REQUIRED WORK | Copy every line of the data that contains the string "MMZahyan".
⁂
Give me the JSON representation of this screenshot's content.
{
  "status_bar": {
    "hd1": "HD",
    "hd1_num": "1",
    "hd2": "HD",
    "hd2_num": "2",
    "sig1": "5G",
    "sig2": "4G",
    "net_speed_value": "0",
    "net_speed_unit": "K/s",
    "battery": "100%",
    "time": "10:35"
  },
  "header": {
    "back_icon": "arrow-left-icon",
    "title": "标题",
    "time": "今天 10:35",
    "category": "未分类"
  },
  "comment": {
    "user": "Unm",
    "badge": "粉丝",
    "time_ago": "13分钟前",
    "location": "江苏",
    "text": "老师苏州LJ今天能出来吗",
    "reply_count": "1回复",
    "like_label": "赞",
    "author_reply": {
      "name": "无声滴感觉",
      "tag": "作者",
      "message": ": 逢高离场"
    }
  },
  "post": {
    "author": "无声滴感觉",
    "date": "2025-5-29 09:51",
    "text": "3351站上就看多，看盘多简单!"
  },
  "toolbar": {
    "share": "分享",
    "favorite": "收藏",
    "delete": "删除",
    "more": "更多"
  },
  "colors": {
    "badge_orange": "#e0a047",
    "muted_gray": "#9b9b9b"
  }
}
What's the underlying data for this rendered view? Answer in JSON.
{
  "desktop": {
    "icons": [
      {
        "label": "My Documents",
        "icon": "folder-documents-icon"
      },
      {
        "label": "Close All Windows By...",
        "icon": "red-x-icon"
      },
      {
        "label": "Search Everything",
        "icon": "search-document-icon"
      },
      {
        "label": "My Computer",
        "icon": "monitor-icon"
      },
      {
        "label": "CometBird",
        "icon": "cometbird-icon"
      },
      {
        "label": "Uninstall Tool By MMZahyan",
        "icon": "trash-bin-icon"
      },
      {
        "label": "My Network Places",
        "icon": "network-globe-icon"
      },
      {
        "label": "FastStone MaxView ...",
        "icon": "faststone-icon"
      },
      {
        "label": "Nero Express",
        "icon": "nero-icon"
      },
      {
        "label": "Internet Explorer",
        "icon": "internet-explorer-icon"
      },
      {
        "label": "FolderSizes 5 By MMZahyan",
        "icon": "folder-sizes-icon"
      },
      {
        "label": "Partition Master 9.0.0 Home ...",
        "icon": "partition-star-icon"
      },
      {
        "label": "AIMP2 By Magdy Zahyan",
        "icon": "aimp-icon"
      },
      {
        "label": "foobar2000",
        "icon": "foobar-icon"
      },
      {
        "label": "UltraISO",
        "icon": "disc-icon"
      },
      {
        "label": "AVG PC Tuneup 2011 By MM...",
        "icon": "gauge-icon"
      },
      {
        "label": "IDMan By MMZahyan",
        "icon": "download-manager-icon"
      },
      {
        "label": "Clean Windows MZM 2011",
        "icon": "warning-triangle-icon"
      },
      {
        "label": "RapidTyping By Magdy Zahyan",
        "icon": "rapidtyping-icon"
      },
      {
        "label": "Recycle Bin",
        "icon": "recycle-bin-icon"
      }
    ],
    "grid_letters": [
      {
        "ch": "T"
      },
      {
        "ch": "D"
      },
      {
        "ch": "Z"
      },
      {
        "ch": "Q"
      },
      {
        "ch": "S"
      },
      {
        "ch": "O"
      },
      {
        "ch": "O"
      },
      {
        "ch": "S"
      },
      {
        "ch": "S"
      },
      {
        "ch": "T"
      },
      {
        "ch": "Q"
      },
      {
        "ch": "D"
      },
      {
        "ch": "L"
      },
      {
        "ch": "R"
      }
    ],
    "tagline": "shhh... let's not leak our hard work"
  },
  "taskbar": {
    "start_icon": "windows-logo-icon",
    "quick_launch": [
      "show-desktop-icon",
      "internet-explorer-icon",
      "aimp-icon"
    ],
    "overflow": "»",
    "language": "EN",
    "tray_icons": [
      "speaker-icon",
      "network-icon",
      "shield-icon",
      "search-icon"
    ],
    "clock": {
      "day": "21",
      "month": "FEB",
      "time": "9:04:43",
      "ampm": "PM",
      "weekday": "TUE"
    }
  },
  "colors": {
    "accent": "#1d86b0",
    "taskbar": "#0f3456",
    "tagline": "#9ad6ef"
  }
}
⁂
SOLUTION TO THIS PROBLEM |
        "label": "Uninstall Tool By MMZahyan",
        "label": "FolderSizes 5 By MMZahyan",
        "label": "IDMan By MMZahyan",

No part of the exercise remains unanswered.